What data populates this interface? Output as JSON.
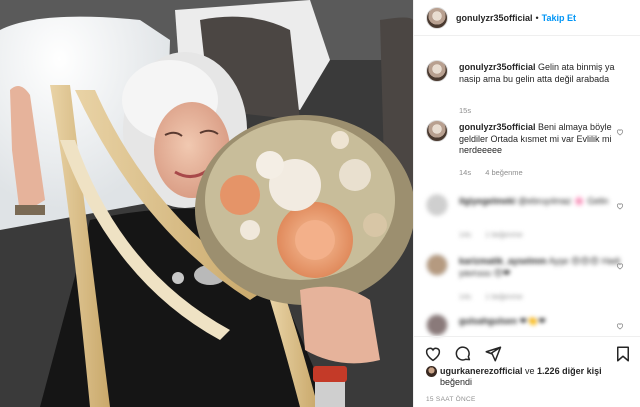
{
  "header": {
    "username": "gonulyzr35official",
    "separator": "•",
    "follow_label": "Takip Et"
  },
  "caption": {
    "username": "gonulyzr35official",
    "text": "Gelin ata binmiş ya nasip ama bu gelin atta değil arabada",
    "age": "15s"
  },
  "comments": [
    {
      "username": "gonulyzr35official",
      "text": "Beni almaya böyle geldiler Ortada kısmet mi var Evlilik mi nerdeeeee",
      "age": "14s",
      "likes": "4 beğenme"
    },
    {
      "username": "ilgiyegelmeki",
      "text": "@ebruyılmaz 🌸 Gelin",
      "age": "14s",
      "likes": "1 beğenme"
    },
    {
      "username": "karizmatik_ayselmm",
      "text": "Ayşe 😍😍😍 Hadi yavruuu 😍❤",
      "age": "14s",
      "likes": "1 beğenme"
    },
    {
      "username": "gulsahgulsen",
      "text": "❤👏❤"
    }
  ],
  "likes": {
    "liker": "ugurkanerezofficial",
    "text_mid": " ve ",
    "count": "1.226 diğer kişi",
    "text_end": "beğendi"
  },
  "timestamp": "15 SAAT ÖNCE",
  "icons": {
    "like": "heart-outline-icon",
    "comment": "comment-bubble-icon",
    "share": "paper-plane-icon",
    "save": "bookmark-icon"
  },
  "colors": {
    "accent": "#0095f6",
    "text": "#262626",
    "muted": "#8e8e8e"
  }
}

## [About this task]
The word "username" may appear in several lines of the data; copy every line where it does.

## [Result of the task]
    "username": "gonulyzr35official",
    "username": "gonulyzr35official",
      "username": "gonulyzr35official",
      "username": "ilgiyegelmeki",
      "username": "karizmatik_ayselmm",
      "username": "gulsahgulsen",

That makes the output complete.